  • Day 3 – S. Antimo – Val d’Orcia - Montepulciano

  • Ad te levavi animam meam”, these are the Gregorian chant performed by monks at the Abbey of Sant’ Antimo. Built in Romanesque style in a picture-perfect setting, legend has it that its first stone was laid on the order of Charles Magne. With its scenic landscape, the Val d’Orcia has been used as the setting for a number of well-known movies, including “The English Patient”, shot at Sant’Anna in Camparena, “The Gladiator”, shot at Vita Leta near San Quirico d’Orcia, and “The Twilight Saga: New Moon”, shot at Montepulciano. Travelling past most spectacular views make your way to Montepulciano. The maze of underground cantine (wine cellars) carved into the rock, guarding the precious oak barrels where the Vino Nobile “rests”, bear witness to the strong ties that have existed for centuries between the town of Montepulciano and its wine: the Rosso di Montepulciano DOC and the Vino Nobile di Montepulciano DOCG. Let us not forget about the sweet Vinsanto di Montepulciano DOC, which must be aged for at least 3 years in the caratelli (small wooden barrels), while the Riserva version requires the wine to age for 5 years and the more expensive “Occhio di Pernice” - made from Sangiovese dried grapes and best enjoyed sipped - must age for 8 years.
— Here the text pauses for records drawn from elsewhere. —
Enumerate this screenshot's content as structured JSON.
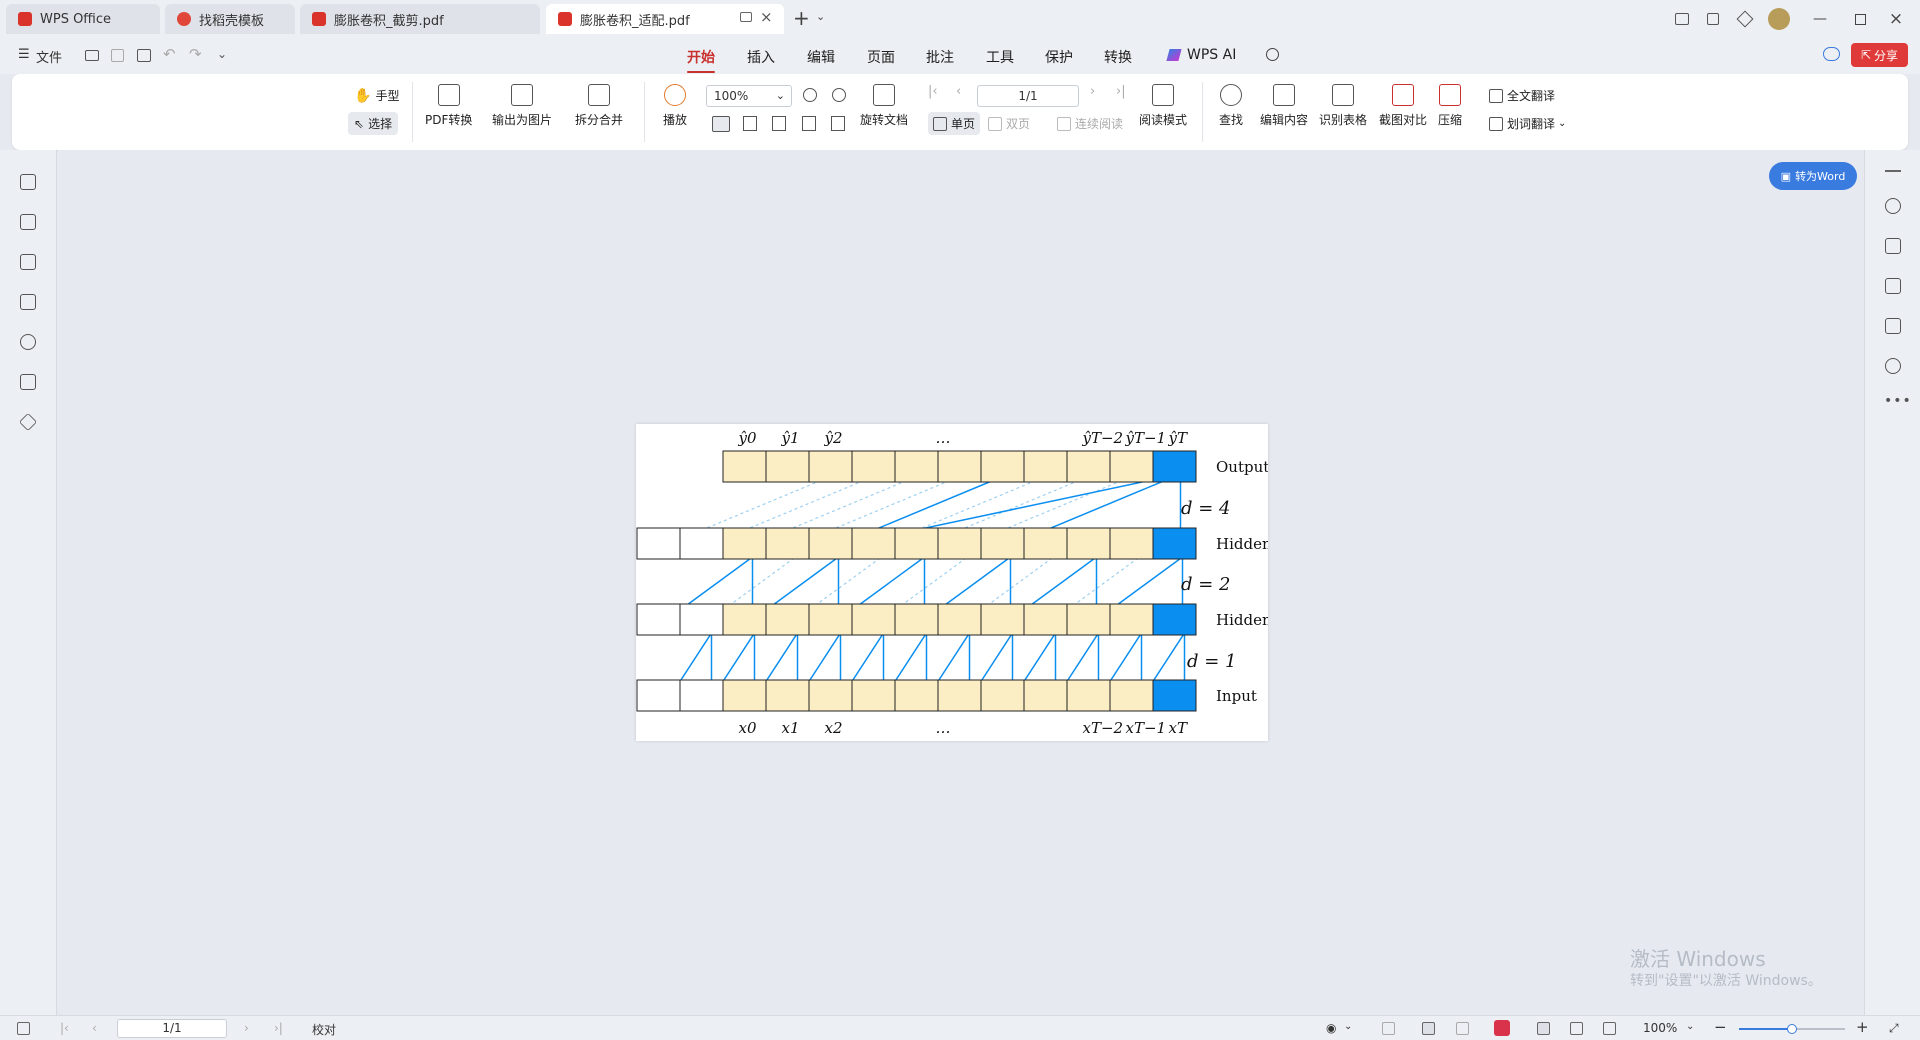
{
  "tabs": [
    {
      "label": "WPS Office",
      "color": "#d9332b"
    },
    {
      "label": "找稻壳模板",
      "color": "#e0473a"
    },
    {
      "label": "膨胀卷积_截剪.pdf",
      "color": "#d9332b"
    },
    {
      "label": "膨胀卷积_适配.pdf",
      "color": "#d9332b",
      "active": true
    }
  ],
  "menu": {
    "file_label": "文件",
    "items": [
      "开始",
      "插入",
      "编辑",
      "页面",
      "批注",
      "工具",
      "保护",
      "转换",
      "WPS AI"
    ],
    "active": "开始",
    "share_label": "分享"
  },
  "ribbon": {
    "hand": "手型",
    "select": "选择",
    "pdf_convert": "PDF转换",
    "export_image": "输出为图片",
    "split_merge": "拆分合并",
    "play": "播放",
    "zoom_value": "100%",
    "rotate": "旋转文档",
    "single_page": "单页",
    "double_page": "双页",
    "continuous": "连续阅读",
    "read_mode": "阅读模式",
    "find": "查找",
    "edit_content": "编辑内容",
    "recognize_table": "识别表格",
    "compare": "截图对比",
    "compress": "压缩",
    "full_translate": "全文翻译",
    "word_translate": "划词翻译",
    "page_indicator": "1/1"
  },
  "to_word": "转为Word",
  "figure": {
    "top_labels": [
      "ŷ0",
      "ŷ1",
      "ŷ2",
      "…",
      "ŷT−2",
      "ŷT−1",
      "ŷT"
    ],
    "bottom_labels": [
      "x0",
      "x1",
      "x2",
      "…",
      "xT−2",
      "xT−1",
      "xT"
    ],
    "row_labels": [
      "Output",
      "Hidden",
      "Hidden",
      "Input"
    ],
    "dilation_labels": [
      "d = 4",
      "d = 2",
      "d = 1"
    ],
    "cell_color": "#fbeec4",
    "accent_color": "#0a8ef0"
  },
  "watermark": {
    "line1": "激活 Windows",
    "line2": "转到\"设置\"以激活 Windows。"
  },
  "status": {
    "page": "1/1",
    "proofread": "校对",
    "zoom": "100%",
    "zoom_level": 0.5
  }
}
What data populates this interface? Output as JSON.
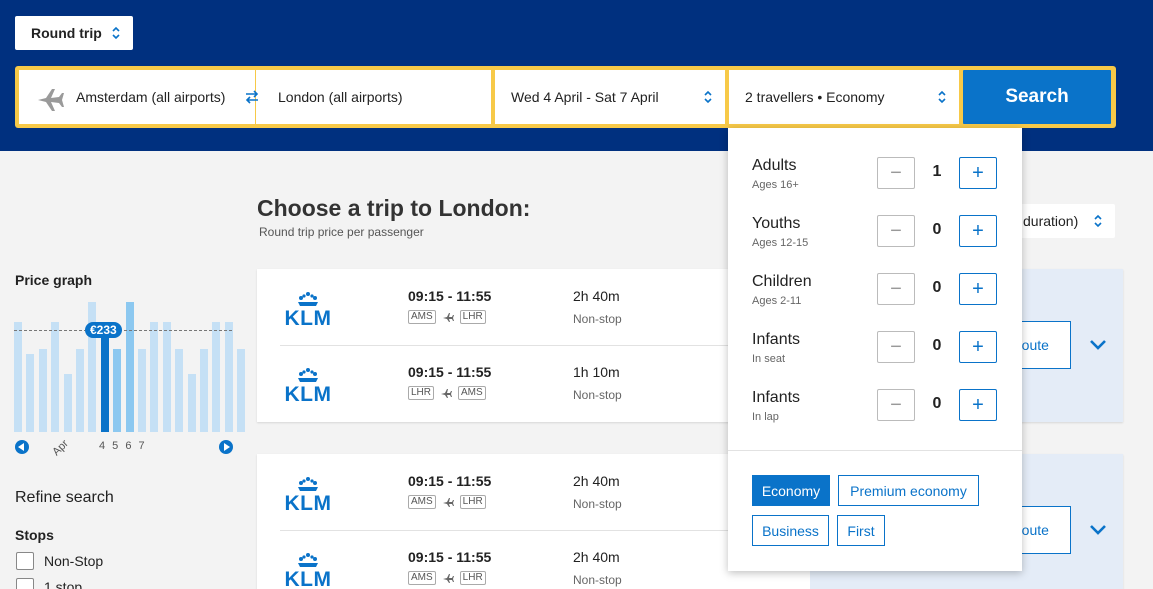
{
  "header": {
    "trip_type": "Round trip",
    "from": "Amsterdam (all airports)",
    "to": "London (all airports)",
    "dates": "Wed 4 April - Sat 7 April",
    "travellers": "2 travellers • Economy",
    "search_label": "Search",
    "colors": {
      "background": "#00307f",
      "accent": "#f7c948",
      "button": "#0a73c9"
    }
  },
  "sidebar": {
    "price_graph_title": "Price graph",
    "price_tag": "€233",
    "axis_month": "Apr",
    "axis_days": "4 5 6 7",
    "bar_heights": [
      0.82,
      0.58,
      0.62,
      0.82,
      0.43,
      0.62,
      0.97,
      0.82,
      0.62,
      0.97,
      0.62,
      0.82,
      0.82,
      0.62,
      0.43,
      0.62,
      0.82,
      0.82,
      0.62
    ],
    "selected_index": 7,
    "refine_title": "Refine search",
    "stops_title": "Stops",
    "stops": [
      "Non-Stop",
      "1 stop"
    ]
  },
  "main": {
    "title": "Choose a trip to London:",
    "subtitle": "Round trip price per passenger",
    "sort_label": "duration)",
    "route_label": "route",
    "cards": [
      {
        "legs": [
          {
            "airline": "KLM",
            "times": "09:15 - 11:55",
            "from": "AMS",
            "to": "LHR",
            "duration": "2h 40m",
            "stops": "Non-stop"
          },
          {
            "airline": "KLM",
            "times": "09:15 - 11:55",
            "from": "LHR",
            "to": "AMS",
            "duration": "1h 10m",
            "stops": "Non-stop"
          }
        ]
      },
      {
        "legs": [
          {
            "airline": "KLM",
            "times": "09:15 - 11:55",
            "from": "AMS",
            "to": "LHR",
            "duration": "2h 40m",
            "stops": "Non-stop"
          },
          {
            "airline": "KLM",
            "times": "09:15 - 11:55",
            "from": "AMS",
            "to": "LHR",
            "duration": "2h 40m",
            "stops": "Non-stop"
          }
        ]
      }
    ]
  },
  "travellers_dropdown": {
    "rows": [
      {
        "label": "Adults",
        "sub": "Ages 16+",
        "count": "1"
      },
      {
        "label": "Youths",
        "sub": "Ages 12-15",
        "count": "0"
      },
      {
        "label": "Children",
        "sub": "Ages 2-11",
        "count": "0"
      },
      {
        "label": "Infants",
        "sub": "In seat",
        "count": "0"
      },
      {
        "label": "Infants",
        "sub": "In lap",
        "count": "0"
      }
    ],
    "cabins": [
      "Economy",
      "Premium economy",
      "Business",
      "First"
    ],
    "selected_cabin": "Economy",
    "minus_symbol": "−",
    "plus_symbol": "+"
  }
}
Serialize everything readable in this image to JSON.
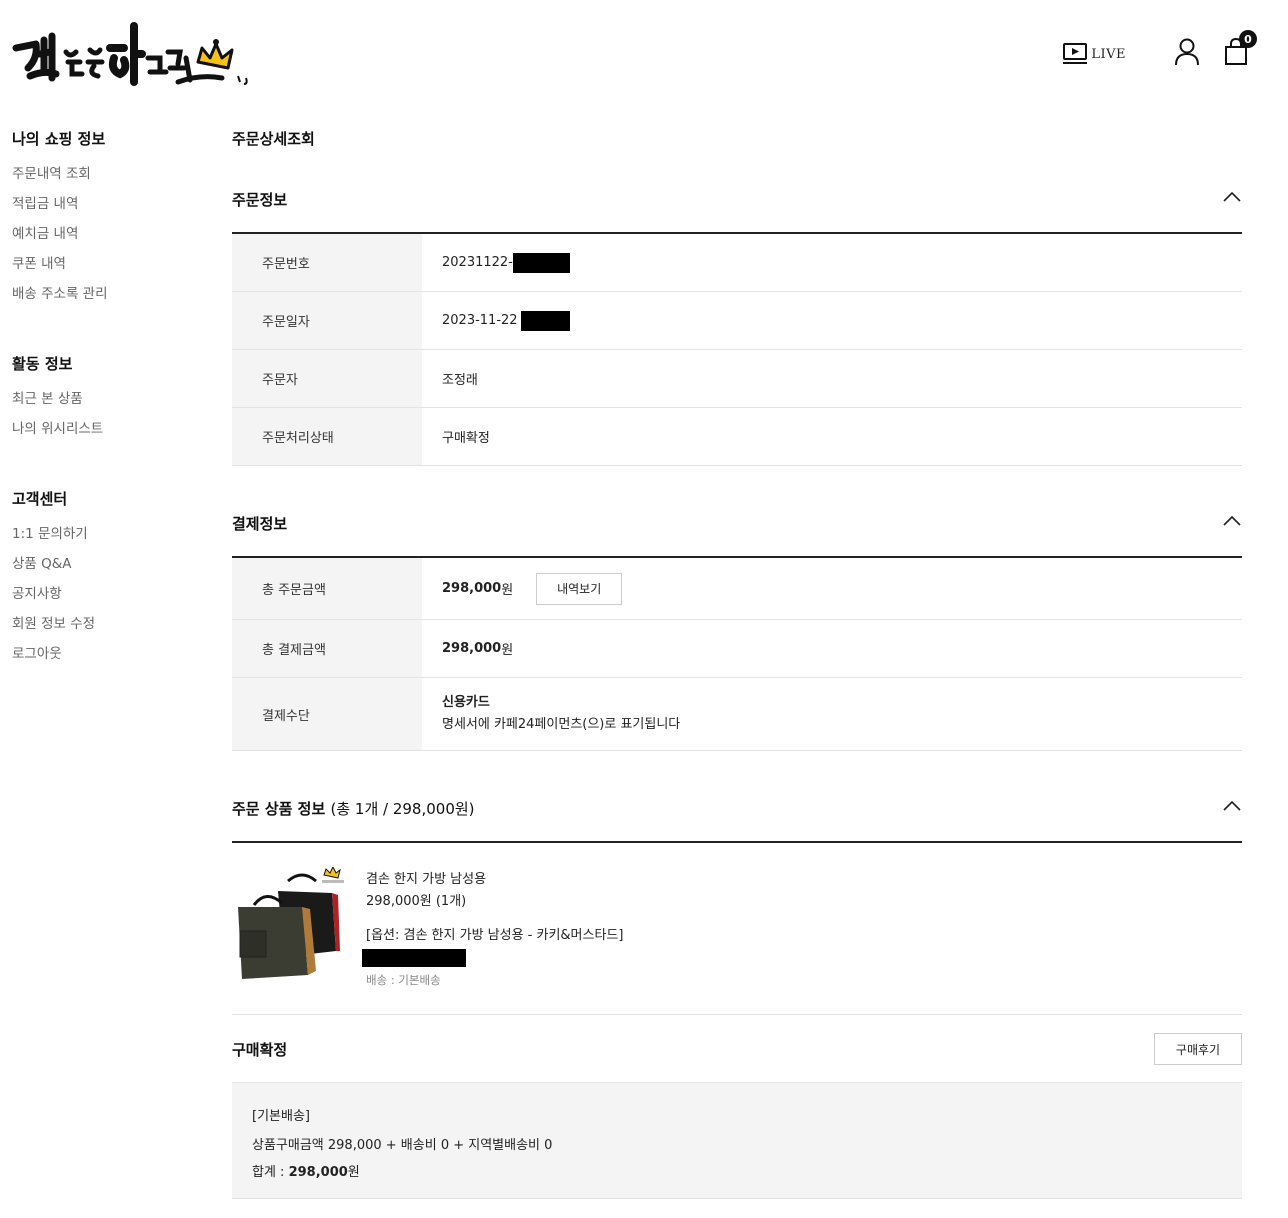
{
  "header": {
    "logo_text": "겸손은힘들다",
    "live_label": "LIVE",
    "cart_count": "0"
  },
  "sidebar": {
    "groups": [
      {
        "title": "나의 쇼핑 정보",
        "items": [
          "주문내역 조회",
          "적립금 내역",
          "예치금 내역",
          "쿠폰 내역",
          "배송 주소록 관리"
        ]
      },
      {
        "title": "활동 정보",
        "items": [
          "최근 본 상품",
          "나의 위시리스트"
        ]
      },
      {
        "title": "고객센터",
        "items": [
          "1:1 문의하기",
          "상품 Q&A",
          "공지사항",
          "회원 정보 수정",
          "로그아웃"
        ]
      }
    ]
  },
  "page_title": "주문상세조회",
  "order_info": {
    "title": "주문정보",
    "rows": [
      {
        "label": "주문번호",
        "value": "20231122-"
      },
      {
        "label": "주문일자",
        "value": "2023-11-22"
      },
      {
        "label": "주문자",
        "value": "조정래"
      },
      {
        "label": "주문처리상태",
        "value": "구매확정"
      }
    ]
  },
  "payment_info": {
    "title": "결제정보",
    "total_order_label": "총 주문금액",
    "total_order_amount": "298,000",
    "won": "원",
    "detail_button": "내역보기",
    "total_paid_label": "총 결제금액",
    "total_paid_amount": "298,000",
    "method_label": "결제수단",
    "method_value": "신용카드",
    "method_note": "명세서에 카페24페이먼츠(으)로 표기됩니다"
  },
  "product_info": {
    "title": "주문 상품 정보",
    "summary": "(총 1개 / 298,000원)",
    "name": "겸손 한지 가방 남성용",
    "price": "298,000원 (1개)",
    "option": "[옵션: 겸손 한지 가방 남성용 - 카키&머스타드]",
    "delivery": "배송 : 기본배송"
  },
  "confirm": {
    "title": "구매확정",
    "review_button": "구매후기",
    "delivery_type": "[기본배송]",
    "breakdown": "상품구매금액 298,000 + 배송비 0 + 지역별배송비 0",
    "total_label": "합계 : ",
    "total_value": "298,000",
    "total_unit": "원"
  }
}
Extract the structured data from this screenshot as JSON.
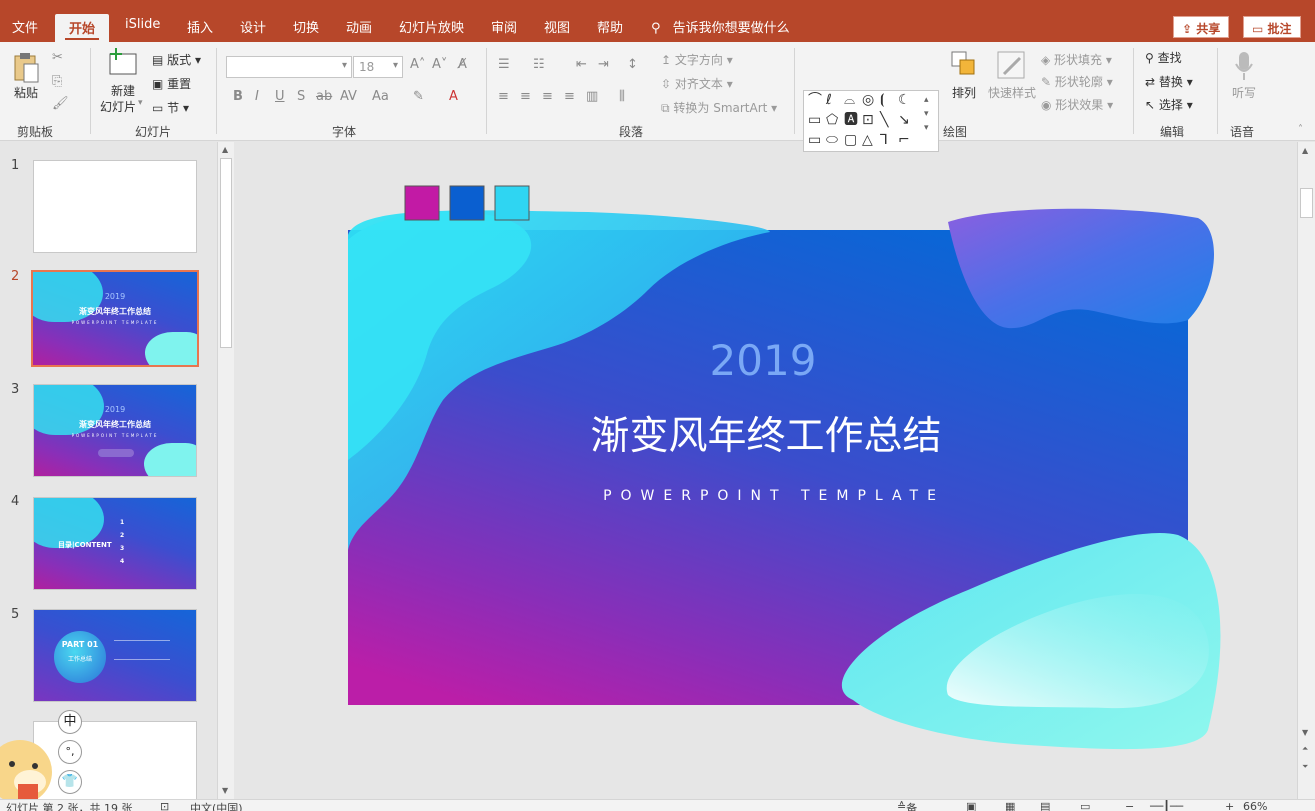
{
  "menu": {
    "tabs": [
      "文件",
      "开始",
      "iSlide",
      "插入",
      "设计",
      "切换",
      "动画",
      "幻灯片放映",
      "审阅",
      "视图",
      "帮助"
    ],
    "active_index": 1,
    "tell_me": "告诉我你想要做什么",
    "share": "共享",
    "comments": "批注"
  },
  "ribbon": {
    "clipboard": {
      "label": "剪贴板",
      "paste": "粘贴"
    },
    "slides": {
      "label": "幻灯片",
      "new_slide": "新建",
      "new_slide2": "幻灯片",
      "layout": "版式",
      "reset": "重置",
      "section": "节"
    },
    "font": {
      "label": "字体",
      "font_name": "",
      "font_size": "18"
    },
    "paragraph": {
      "label": "段落",
      "text_direction": "文字方向",
      "align_text": "对齐文本",
      "smartart": "转换为 SmartArt"
    },
    "drawing": {
      "label": "绘图",
      "arrange": "排列",
      "quick_styles": "快速样式",
      "fill": "形状填充",
      "outline": "形状轮廓",
      "effects": "形状效果"
    },
    "editing": {
      "label": "编辑",
      "find": "查找",
      "replace": "替换",
      "select": "选择"
    },
    "voice": {
      "label": "语音",
      "dictate": "听写"
    }
  },
  "thumbnails": [
    {
      "num": "1"
    },
    {
      "num": "2",
      "year": "2019",
      "title": "渐变风年终工作总结",
      "sub": "POWERPOINT TEMPLATE"
    },
    {
      "num": "3",
      "year": "2019",
      "title": "渐变风年终工作总结",
      "sub": "POWERPOINT TEMPLATE"
    },
    {
      "num": "4",
      "title": "目录|CONTENT",
      "items": [
        "1",
        "2",
        "3",
        "4"
      ]
    },
    {
      "num": "5",
      "title": "PART 01",
      "sub": "工作总结"
    }
  ],
  "slide": {
    "year": "2019",
    "title": "渐变风年终工作总结",
    "subtitle": "POWERPOINT TEMPLATE",
    "swatches": [
      "#c21aa5",
      "#0a5fd0",
      "#2fd5f2"
    ]
  },
  "status": {
    "slide_info": "幻灯片 第 2 张，共 19 张",
    "language": "中文(中国)",
    "notes": "备注",
    "zoom": "66%"
  },
  "ime": {
    "lang": "中",
    "punct": "°,"
  }
}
  • Day 4 - Siena

  • The beautiful city of Siena with its imposing buildings, the fine decorations and the wealth of materials will leave you speechless, gazing in wonder at its beauty, of which its inhabitants are deservedly proud: Piazza del Campo with the Palazzo Pubblico and the Torre del Mangia, Piazza Duomo and its Cathedral, the old Spedale and the remains of the new Duomo. Breath in its wonderful atmosphere and step back in time walking down its medieval alleyways.

  • Day 5 – Tuscan Hills

  • This region is an ideal starting point for many activities: why not try hot air ballooning? Or going horseback riding? Or a morning treatment at the Spa? What about taking a relaxing break at the hotel? However you decide to spend your day, you will not be disappointed by your evening: an ancient castle, a noble family and a wine and food culture that has its roots in the local history. These are the ingredients for a memorable evening.

  • Day 6 - Departure

  • You may wish to end your trip or to stay over a few more days. However you decide to end your holiday, you will not be disappointed and we you will feel an irresistible wish to come back.